As you can probably guess, the 15″ woofer sounds great. I can’t totally rave about it in the same way as I rave about the horn, but it’s still a high-end 15″ woofer made from high quality components and it handles the low frequencies exceptionally well, just as you would expect from a box at this price.
I’d probably describe the the 15″ as having enough depth and punch to easily handle and reproduce a drummers kick drum well, while still retaining good enough definition that you can hear the individual bass guitar notes clearly too. Most 15″ woofers tend to only excel at one or the other, but the 745 sounds good with both a kick drum and a bass guitar going through it at the same time. Hey, I suppose it should at the price.
If I was really forced to try and pick out something negative about the 745, at a push I’d maybe suggest that the horn in the 745 is so exceptional that, arguably, it could do with a bit more than just a single 15″ woofer in the box to match it. As it happens, I’ve used the 745’s in a large hall sitting on top of a pair of 18″ subs and the sound was just stunning, absolutely magical.
So that’s pretty much the RCF Art 745A in a nutshell.
If you play lively gigs where it’s important that the whole audience can hear you loud and clear, you should definitely consider a pair of 745’s if they’re within your budget. You will not be disappointed. The 745’s totally blow away most of the other MI grade speakers out there and your audience WILL notice a BIG difference in your performance when you play through these boxes.
Even when you push them to the limit, the 745’s still retain clarity and warmth. In essence, that’s really what you’re paying for here: the ability to fill a large room with high quality sound at good volume levels, even getting it to the ears of those audience members sitting at the back.
Having used these RCF speakers for more than two years at many small and medium sized gigs (and a few large gigs too), they have proved to be robust and reliable with no breakdown or failures or problems of any kind.
Before I finish, I should maybe just quickly mention that the rear panel of the 745 has only very basic ins and outs and this may not be enough for some folks. Personally, I use my 745’s with a separate mixing desk so the lack of ins and outs isn’t a problem for me. All I need is a single XLR cable coming from my mixer to each speaker and I’m good to go.
However the lack of ins and outs on the back of the 745 may be a bit of a problem for some folks if you don’t use a mixer and need multiple ins and outs on the actual speaker itself. So just remember that on the 745 you DON’T get multiple channels, fx, rca ins, minijack ins, bluetooth, or preset eq’s etc. In fact RCF don’t even provide a sub output! Even cheap powered speakers usually have something like an 80hz, 100hz or 120hz output for using with subs, but alas not so on the 745.
So is the RCF Art 745A the right speaker for you?
Maybe, maybe not.
I suggest before you even think about rushing out and investing in these fabulous speakers (and trust me, they ARE fabulous), bear in mind that £2,000 can buy you an awful lot of kit and there a lot of good speakers out there.

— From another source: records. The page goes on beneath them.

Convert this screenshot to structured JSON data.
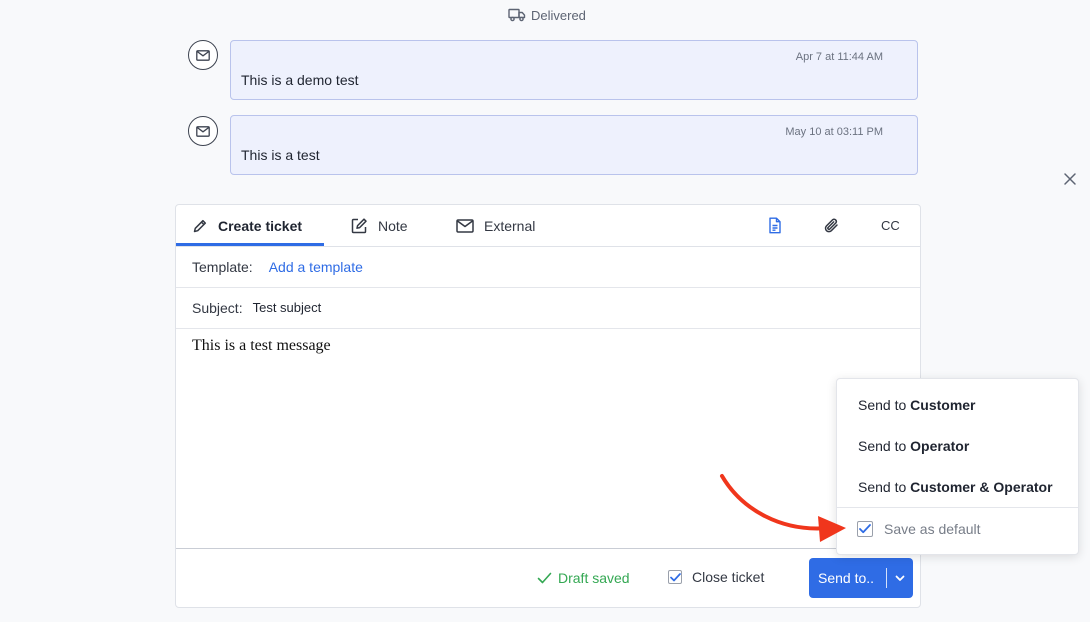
{
  "status": {
    "label": "Delivered",
    "icon": "truck-icon"
  },
  "messages": [
    {
      "timestamp": "Apr 7 at 11:44 AM",
      "text": "This is a demo test",
      "icon": "mail-icon"
    },
    {
      "timestamp": "May 10 at 03:11 PM",
      "text": "This is a test",
      "icon": "mail-icon"
    }
  ],
  "composer": {
    "tabs": [
      {
        "label": "Create ticket",
        "icon": "pencil-icon",
        "active": true
      },
      {
        "label": "Note",
        "icon": "edit-icon",
        "active": false
      },
      {
        "label": "External",
        "icon": "mail-icon",
        "active": false
      }
    ],
    "toolbar": {
      "cc_label": "CC",
      "icons": [
        "document-icon",
        "paperclip-icon"
      ]
    },
    "template": {
      "label": "Template:",
      "link": "Add a template"
    },
    "subject": {
      "label": "Subject:",
      "value": "Test subject"
    },
    "body": "This is a test message",
    "footer": {
      "draft_status": "Draft saved",
      "close_ticket_label": "Close ticket",
      "close_ticket_checked": true,
      "send_button_label": "Send to.."
    }
  },
  "send_dropdown": {
    "options": [
      {
        "prefix": "Send to",
        "target": "Customer"
      },
      {
        "prefix": "Send to",
        "target": "Operator"
      },
      {
        "prefix": "Send to",
        "target": "Customer & Operator"
      }
    ],
    "save_default_label": "Save as default",
    "save_default_checked": true
  },
  "colors": {
    "accent": "#2f6ce5",
    "success": "#34a853",
    "annotation_arrow": "#f0361c",
    "bubble_bg": "#eef1fd"
  }
}
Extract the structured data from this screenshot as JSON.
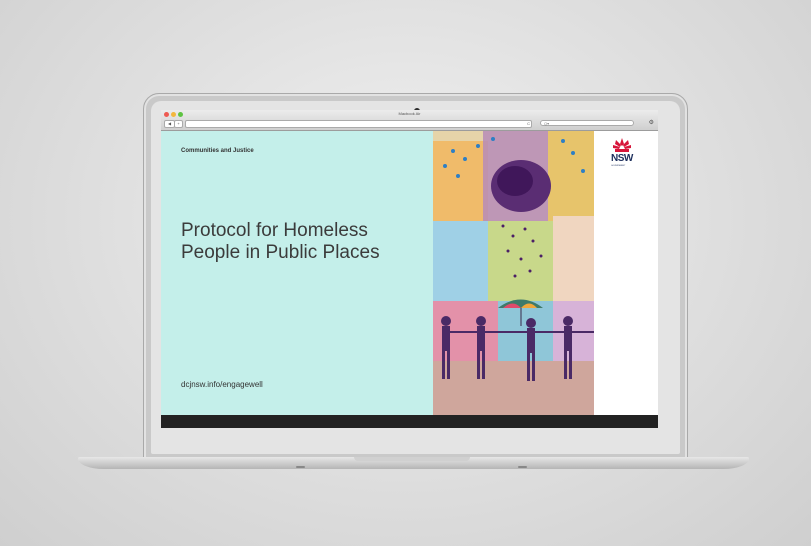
{
  "browser": {
    "window_title": "Macbook Air",
    "back_label": "◀",
    "forward_label": "▶",
    "add_label": "+",
    "reload_label": "C",
    "search_placeholder": "Q▾",
    "gear_label": "⚙"
  },
  "page": {
    "department": "Communities and Justice",
    "title": "Protocol for Homeless People in Public Places",
    "url": "dcjnsw.info/engagewell",
    "logo_text": "NSW",
    "logo_subtext": "GOVERNMENT"
  },
  "colors": {
    "mint": "#c4efea",
    "nsw_red": "#d7153a",
    "nsw_blue": "#1c2e5c"
  },
  "icons": [
    "waratah-flower-icon",
    "gear-icon",
    "reload-icon"
  ]
}
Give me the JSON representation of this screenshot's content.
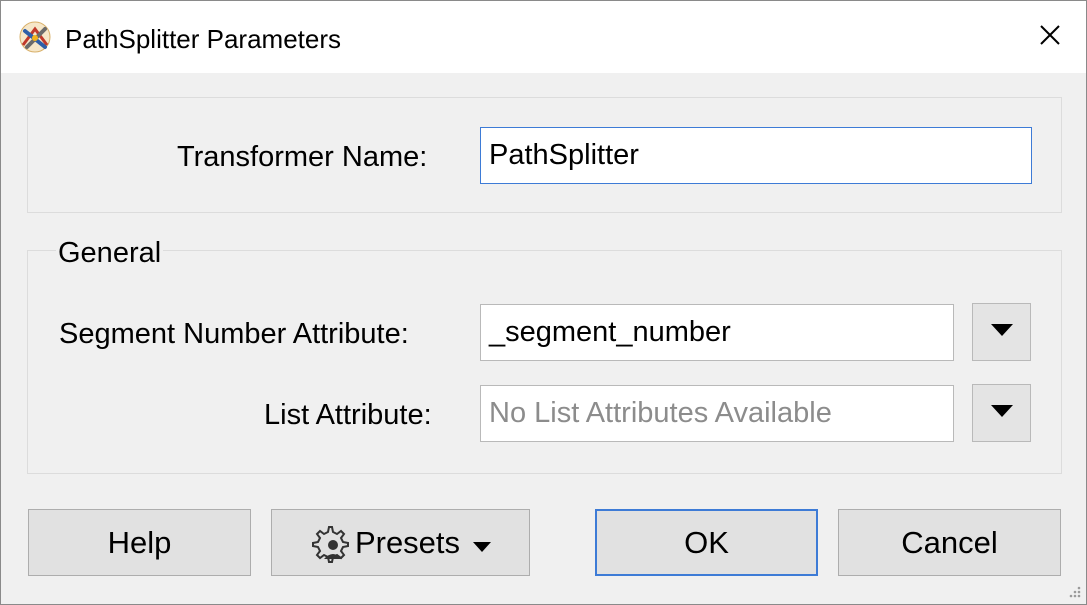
{
  "window": {
    "title": "PathSplitter Parameters",
    "app_icon": "fme-transformer-icon",
    "close_icon": "close-icon"
  },
  "transformer": {
    "name_label": "Transformer Name:",
    "name_value": "PathSplitter"
  },
  "general": {
    "group_title": "General",
    "segment_label": "Segment Number Attribute:",
    "segment_value": "_segment_number",
    "list_label": "List Attribute:",
    "list_placeholder": "No List Attributes Available"
  },
  "buttons": {
    "help": "Help",
    "presets": "Presets",
    "ok": "OK",
    "cancel": "Cancel"
  },
  "colors": {
    "focus_border": "#3d7bd6",
    "dialog_bg": "#f0f0f0"
  }
}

All the big players like QSC, JBL, Yamaha, EV etc make high end speakers priced similarly to the 745’s (give or take £100 or two). They all sound slightly different and each has a slightly different character to its sound. For example, the horns on the QSC’s are very smooth compared to the Yamahas which are a bit more cutting and in your face. That doesn’t necessarily mean one is better than the other. One person might find the QSC’s too dull while another person may find them to be more natural because of it. One person may find the Yamahas too bright and harsh while another person may find that they cut through better because of it!
Every speaker from every manufacturer has its pros and cons, but the good news is that when you pay over £2,000 for any pair of speakers, you’re very unlikely to get a bad sounding speaker. They all sound great in their own individual ways and so they should.

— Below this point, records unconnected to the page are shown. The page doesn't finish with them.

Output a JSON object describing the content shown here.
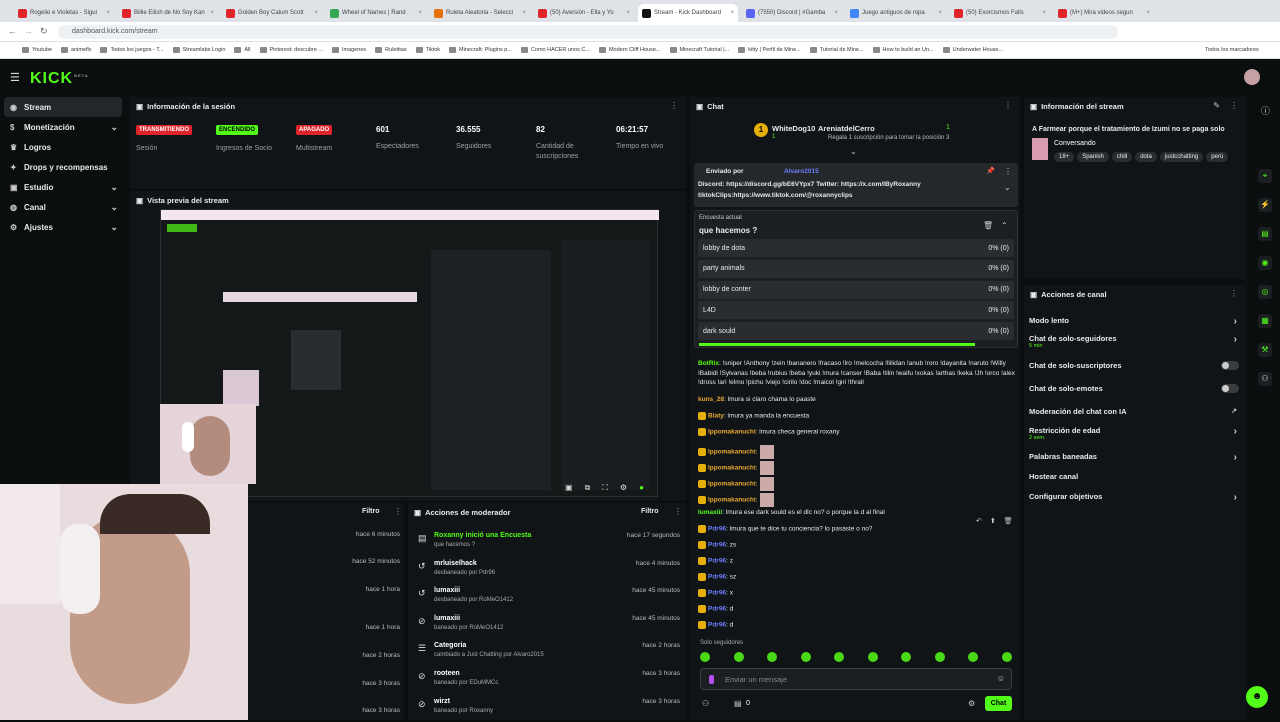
{
  "browser": {
    "tabs": [
      "Rogelio e Violetas - Sigui",
      "Billie Eilish de No Soy Kan",
      "Golden Boy Calum Scott",
      "Wheel of Names | Rand",
      "Ruleta Aleatoria - Selecci",
      "(50) Aversión - Ella y Yo",
      "Stream - Kick Dashboard",
      "(7550) Discord | #Gamba",
      "Juego antiguos de ropa",
      "(50) Exorcismos Falls",
      "(M+) Mira videos segun"
    ],
    "url": "dashboard.kick.com/stream",
    "bookmarks": [
      "Youtube",
      "animeflv",
      "Todos los juegos - T...",
      "Streamlabs Login",
      "All",
      "Pinterest: descubre ...",
      "Imagenes",
      "Ruletitas",
      "Tiktok",
      "Minecraft: Plugins p...",
      "Como HACER unos C...",
      "Modern Cliff House...",
      "Minecraft Tutorial |...",
      "kitty | Perfil de Mine...",
      "Tutorial de Mine...",
      "How to build an Un...",
      "Underwater House..."
    ],
    "bookmarks_right": "Todos los marcadores"
  },
  "kick": {
    "logo": "KICK",
    "beta": "BETA"
  },
  "sidebar": [
    {
      "label": "Stream",
      "icon": "broadcast-icon",
      "active": true
    },
    {
      "label": "Monetización",
      "icon": "money-icon",
      "chev": true
    },
    {
      "label": "Logros",
      "icon": "trophy-icon"
    },
    {
      "label": "Drops y recompensas",
      "icon": "gift-icon"
    },
    {
      "label": "Estudio",
      "icon": "studio-icon",
      "chev": true
    },
    {
      "label": "Canal",
      "icon": "user-icon",
      "chev": true
    },
    {
      "label": "Ajustes",
      "icon": "gear-icon",
      "chev": true
    }
  ],
  "session": {
    "title": "Información de la sesión",
    "badges": [
      {
        "label": "TRANSMITIENDO",
        "sub": "Sesión",
        "color": "#e0242b"
      },
      {
        "label": "ENCENDIDO",
        "sub": "Ingresos de Socio",
        "color": "#53fc18"
      },
      {
        "label": "APAGADO",
        "sub": "Multistream",
        "color": "#e0242b"
      }
    ],
    "stats": [
      {
        "value": "601",
        "label": "Espectadores"
      },
      {
        "value": "36.555",
        "label": "Seguidores"
      },
      {
        "value": "82",
        "label": "Cantidad de suscripciones"
      },
      {
        "value": "06:21:57",
        "label": "Tiempo en vivo"
      }
    ]
  },
  "preview": {
    "title": "Vista previa del stream"
  },
  "left_panel": {
    "filter": "Filtro",
    "times": [
      "hace 6 minutos",
      "hace 52 minutos",
      "hace 1 hora",
      "hace 1 hora",
      "hace 2 horas",
      "hace 3 horas",
      "hace 3 horas"
    ]
  },
  "mod_actions": {
    "title": "Acciones de moderador",
    "filter": "Filtro",
    "items": [
      {
        "title": "Roxanny inició una Encuesta",
        "desc": "que hacemos ?",
        "time": "hace 17 segundos",
        "icon": "poll-icon"
      },
      {
        "title": "mrluiselhack",
        "desc": "desbaneado por Pdr96",
        "time": "hace 4 minutos",
        "icon": "unban-icon"
      },
      {
        "title": "lumaxiii",
        "desc": "desbaneado por RoMeO1412",
        "time": "hace 45 minutos",
        "icon": "unban-icon"
      },
      {
        "title": "lumaxiii",
        "desc": "baneado por RoMeO1412",
        "time": "hace 45 minutos",
        "icon": "ban-icon"
      },
      {
        "title": "Categoria",
        "desc": "cambiado a Just Chatting por Alvaro2015",
        "time": "hace 2 horas",
        "icon": "category-icon"
      },
      {
        "title": "rooteen",
        "desc": "baneado por EDuMMCc",
        "time": "hace 3 horas",
        "icon": "ban-icon"
      },
      {
        "title": "wirzt",
        "desc": "baneado por Roxanny",
        "time": "hace 3 horas",
        "icon": "ban-icon"
      }
    ]
  },
  "chat": {
    "title": "Chat",
    "gifter": {
      "name": "WhiteDog10",
      "count": "1",
      "rank2": "AreniatdelCerro",
      "count2": "1",
      "sub": "Regala 1 suscripción para tomar la posición 3"
    },
    "pinned": {
      "label": "Enviado por",
      "user": "Alvaro2015",
      "line1": "Discord: https://discord.gg/bE6VYpx7 Twitter: https://x.com/IByRoxanny",
      "line2": "tiktokClips:https://www.tiktok.com/@roxannyclips"
    },
    "poll": {
      "label": "Encuesta actual",
      "question": "que hacemos ?",
      "options": [
        {
          "name": "lobby de dota",
          "pct": "0% (0)"
        },
        {
          "name": "party animals",
          "pct": "0% (0)"
        },
        {
          "name": "lobby de conter",
          "pct": "0% (0)"
        },
        {
          "name": "L4D",
          "pct": "0% (0)"
        },
        {
          "name": "dark sould",
          "pct": "0% (0)"
        }
      ]
    },
    "messages": [
      {
        "user": "BotRix",
        "color": "#53fc18",
        "text": ": !sniper !Anthony !zein !bananero !fracaso !lro !melcocha !llilidan !anub !roro !dayanita !naruto !Willy !Babidi !Sylvanas !beba !rubius !beba !yuki !mura !canser !Baba !tilin !waifu !xokas !arthas !keka !Jh !orco !alex !dross !ari !elmo !pichu !viejo !cirilo !doc !maicol !giri !thrall"
      },
      {
        "user": "kuns_28",
        "color": "#e7a834",
        "text": ": lmura si claro chama lo paaste"
      },
      {
        "user": "Blaty",
        "color": "#e7a834",
        "text": ": lmura ya manda la encuesta"
      },
      {
        "user": "lppomakanuchi",
        "color": "#e7a834",
        "text": ": lmura checa general roxany"
      },
      {
        "user": "lppomakanuchi",
        "color": "#e7a834",
        "text": ":"
      },
      {
        "user": "lppomakanuchi",
        "color": "#e7a834",
        "text": ":"
      },
      {
        "user": "lppomakanuchi",
        "color": "#e7a834",
        "text": ":"
      },
      {
        "user": "lppomakanuchi",
        "color": "#e7a834",
        "text": ":"
      },
      {
        "user": "lumaxiii",
        "color": "#53fc18",
        "text": ": lmura ese dark sould es el dlc no? o porque la d al final"
      },
      {
        "user": "Pdr96",
        "color": "#6f7dff",
        "text": ": lmura que te dice tu conciencia? lo pasaste o no?"
      },
      {
        "user": "Pdr96",
        "color": "#6f7dff",
        "text": ": zs"
      },
      {
        "user": "Pdr96",
        "color": "#6f7dff",
        "text": ": z"
      },
      {
        "user": "Pdr96",
        "color": "#6f7dff",
        "text": ": sz"
      },
      {
        "user": "Pdr96",
        "color": "#6f7dff",
        "text": ": x"
      },
      {
        "user": "Pdr96",
        "color": "#6f7dff",
        "text": ": d"
      },
      {
        "user": "Pdr96",
        "color": "#6f7dff",
        "text": ": d"
      }
    ],
    "followers_only": "Solo seguidores",
    "placeholder": "Enviar un mensaje",
    "send": "Chat",
    "count": "0"
  },
  "stream_info": {
    "title": "Información del stream",
    "stream_title": "A Farmear porque el tratamiento de Izumi no se paga solo",
    "category": "Conversando",
    "tags": [
      "18+",
      "Spanish",
      "chill",
      "dota",
      "justcchatting",
      "perú"
    ]
  },
  "channel_actions": {
    "title": "Acciones de canal",
    "items": [
      {
        "label": "Modo lento",
        "kind": "arrow"
      },
      {
        "label": "Chat de solo-seguidores",
        "sub": "5 min",
        "kind": "arrow"
      },
      {
        "label": "Chat de solo-suscriptores",
        "kind": "toggle"
      },
      {
        "label": "Chat de solo-emotes",
        "kind": "toggle"
      },
      {
        "label": "Moderación del chat con IA",
        "kind": "link"
      },
      {
        "label": "Restricción de edad",
        "sub": "2 sem.",
        "kind": "arrow"
      },
      {
        "label": "Palabras baneadas",
        "kind": "arrow"
      },
      {
        "label": "Hostear canal",
        "kind": "none"
      },
      {
        "label": "Configurar objetivos",
        "kind": "arrow"
      }
    ]
  }
}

RCF, QSC, JBL, Yamaha, EV, take your pick. Quite frankly I’d be happy to play a gig through any of them (and I have indeed played gigs through most of them).
So “you pay your money and make your choice” as the old saying goes.